Court has already determined that Mr. Hauke has failed to
state a claim under the Sixth Amendment and dismissed that
claim. While Mr. Hauke's allegations might also be
understood to allege state law claims, such as legal
malpractice, there is no other allegation of conduct which
could support the existence of federal question jurisdiction.
See Williams v. Aztar Ind. Gaming Corp., 351 F.3d
294, 298 (7th Cir. 2003) (explaining federal courts may
exercise federal-question jurisdiction when a plaintiff's
right to relief is created by or depends on a federal statute
or constitutional provision). Similarly, there is no
allegation of diversity of citizenship. See Denlinger v.
Brennan, 87 F.3d 214, 217 (7th Cir. 1996) (holding that
failure to include allegations of citizenship requires
dismissal of complaint based on diversity jurisdiction).
Further, because the federal claim fails to state a claim
upon which relief may be granted, Mr. Mackey may not rely on
the Court's supplemental jurisdiction to entertain his
state-law malpractice claim. See 42 U.S.C. §
short, the only federal claim the Court can identify has been
dismissed and without a pending federal claim, the Court does
not have jurisdiction over any related state law claim.
Accordingly, Mr. Hauke's complaint must be
dismissed. Mr. Hauke shall have
through September 14, 2018, in which to show
cause why Judgment consistent with this Entry should not
issue. See Luevano v. Wal-Mart Stores, Inc., 722

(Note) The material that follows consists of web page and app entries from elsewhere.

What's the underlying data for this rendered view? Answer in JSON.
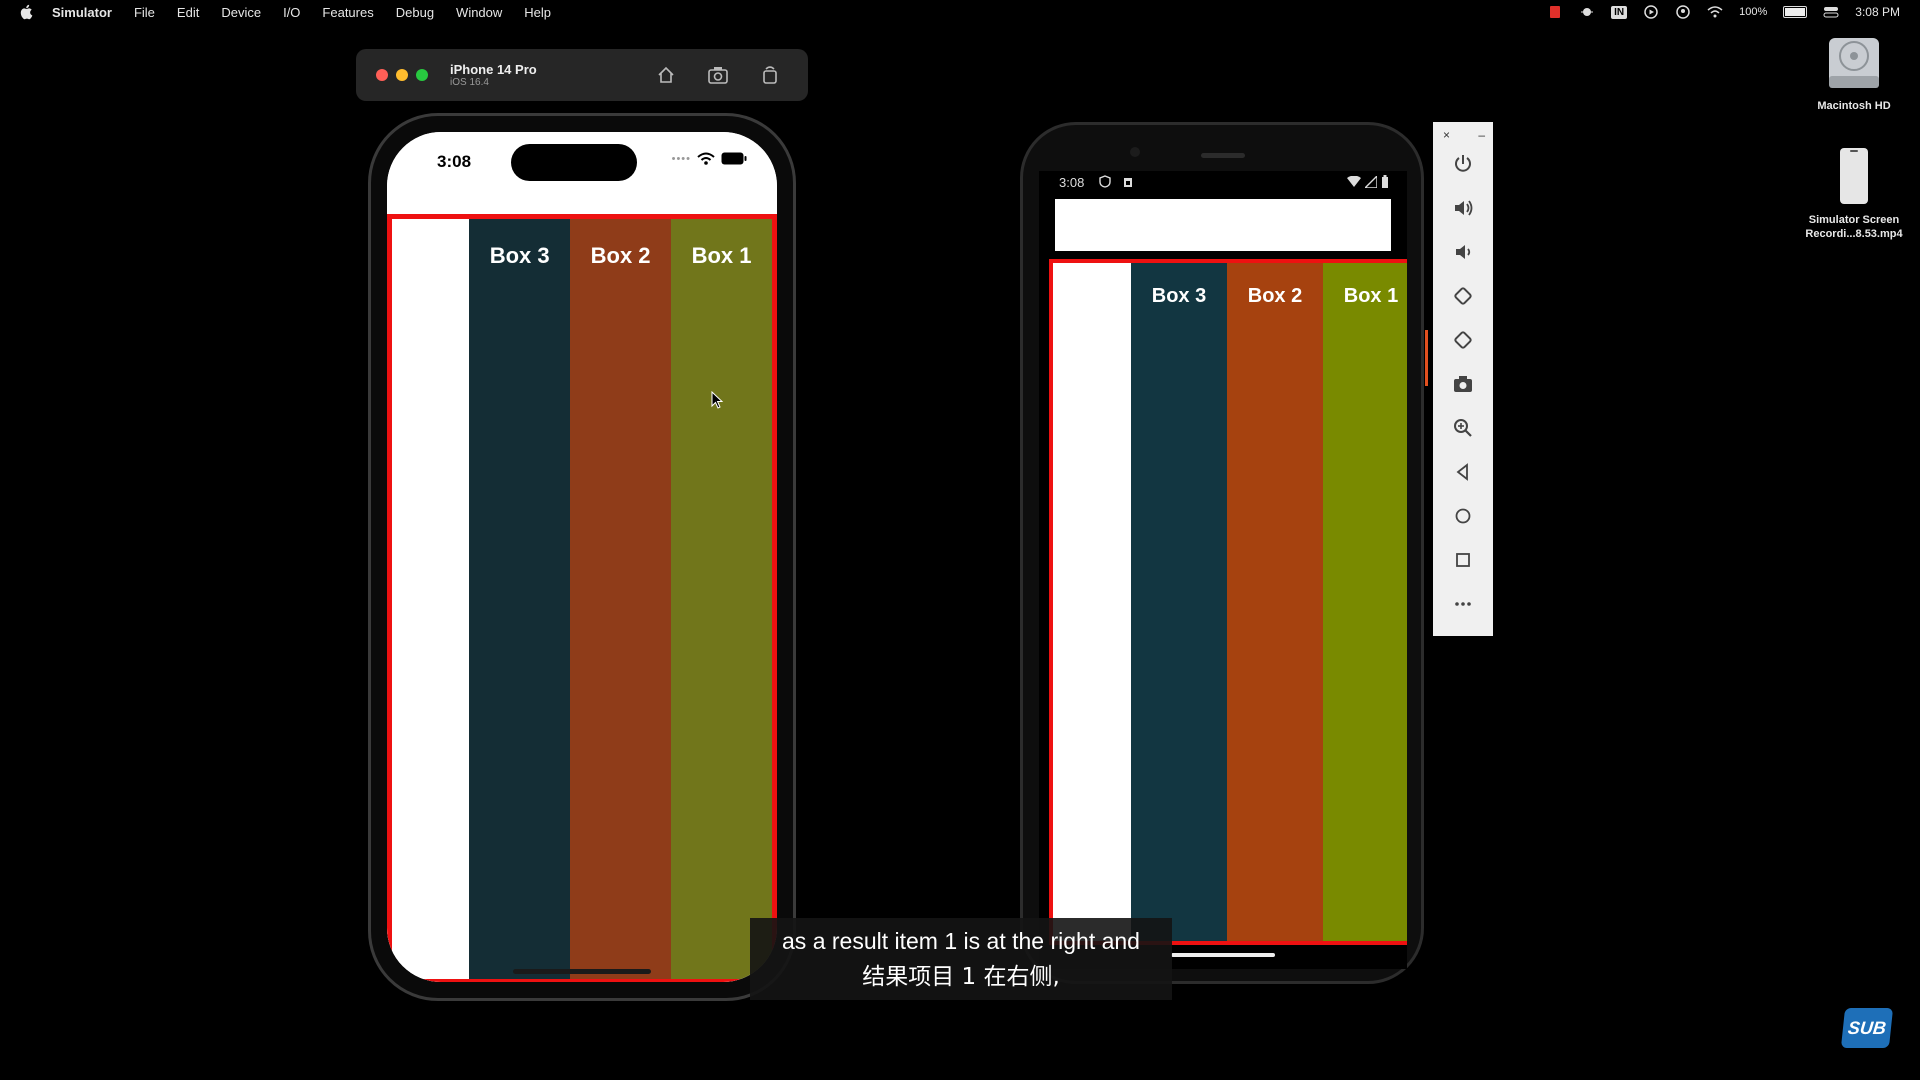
{
  "menubar": {
    "app_name": "Simulator",
    "items": [
      "File",
      "Edit",
      "Device",
      "I/O",
      "Features",
      "Debug",
      "Window",
      "Help"
    ],
    "battery": "100%",
    "clock": "3:08 PM",
    "status_icons": [
      "record-icon",
      "bug-icon",
      "input-indicator-icon",
      "play-icon",
      "user-icon",
      "wifi-icon",
      "battery-icon",
      "control-center-icon"
    ],
    "input_source": "IN"
  },
  "desktop": {
    "icons": [
      {
        "label": "Macintosh HD",
        "icon": "hard-drive-icon"
      },
      {
        "label": "Simulator Screen\nRecordi...8.53.mp4",
        "icon": "video-file-icon"
      }
    ]
  },
  "ios_simulator": {
    "device_name": "iPhone 14 Pro",
    "os_version": "iOS 16.4",
    "toolbar_buttons": [
      "home-icon",
      "screenshot-icon",
      "rotate-icon"
    ],
    "status_time": "3:08",
    "boxes": [
      {
        "label": "Box 3",
        "color": "#142d35"
      },
      {
        "label": "Box 2",
        "color": "#8f3c19"
      },
      {
        "label": "Box 1",
        "color": "#71761b"
      }
    ],
    "border_color": "#ee1111"
  },
  "android_emulator": {
    "status_time": "3:08",
    "boxes": [
      {
        "label": "Box 3",
        "color": "#123641"
      },
      {
        "label": "Box 2",
        "color": "#a6420f"
      },
      {
        "label": "Box 1",
        "color": "#798a00"
      }
    ],
    "border_color": "#ee1111",
    "side_toolbar": {
      "close": "×",
      "minimize": "–",
      "buttons": [
        "power-icon",
        "volume-up-icon",
        "volume-down-icon",
        "rotate-left-icon",
        "rotate-right-icon",
        "camera-icon",
        "zoom-icon",
        "back-icon",
        "home-circle-icon",
        "overview-square-icon",
        "more-icon"
      ]
    }
  },
  "subtitle": {
    "line1": "as a result item 1 is at the right and",
    "line2": "结果项目 1 在右侧,"
  },
  "badge": "SUB"
}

F.3d 1014, 1022 (7th Cir. 2013) (“Without at least an
opportunity to amend or to respond to an order to show cause,
an IFP applicant's case could be tossed out of court
without giving the applicant any timely notice or opportunity
to be heard to clarify, contest, or simply request leave to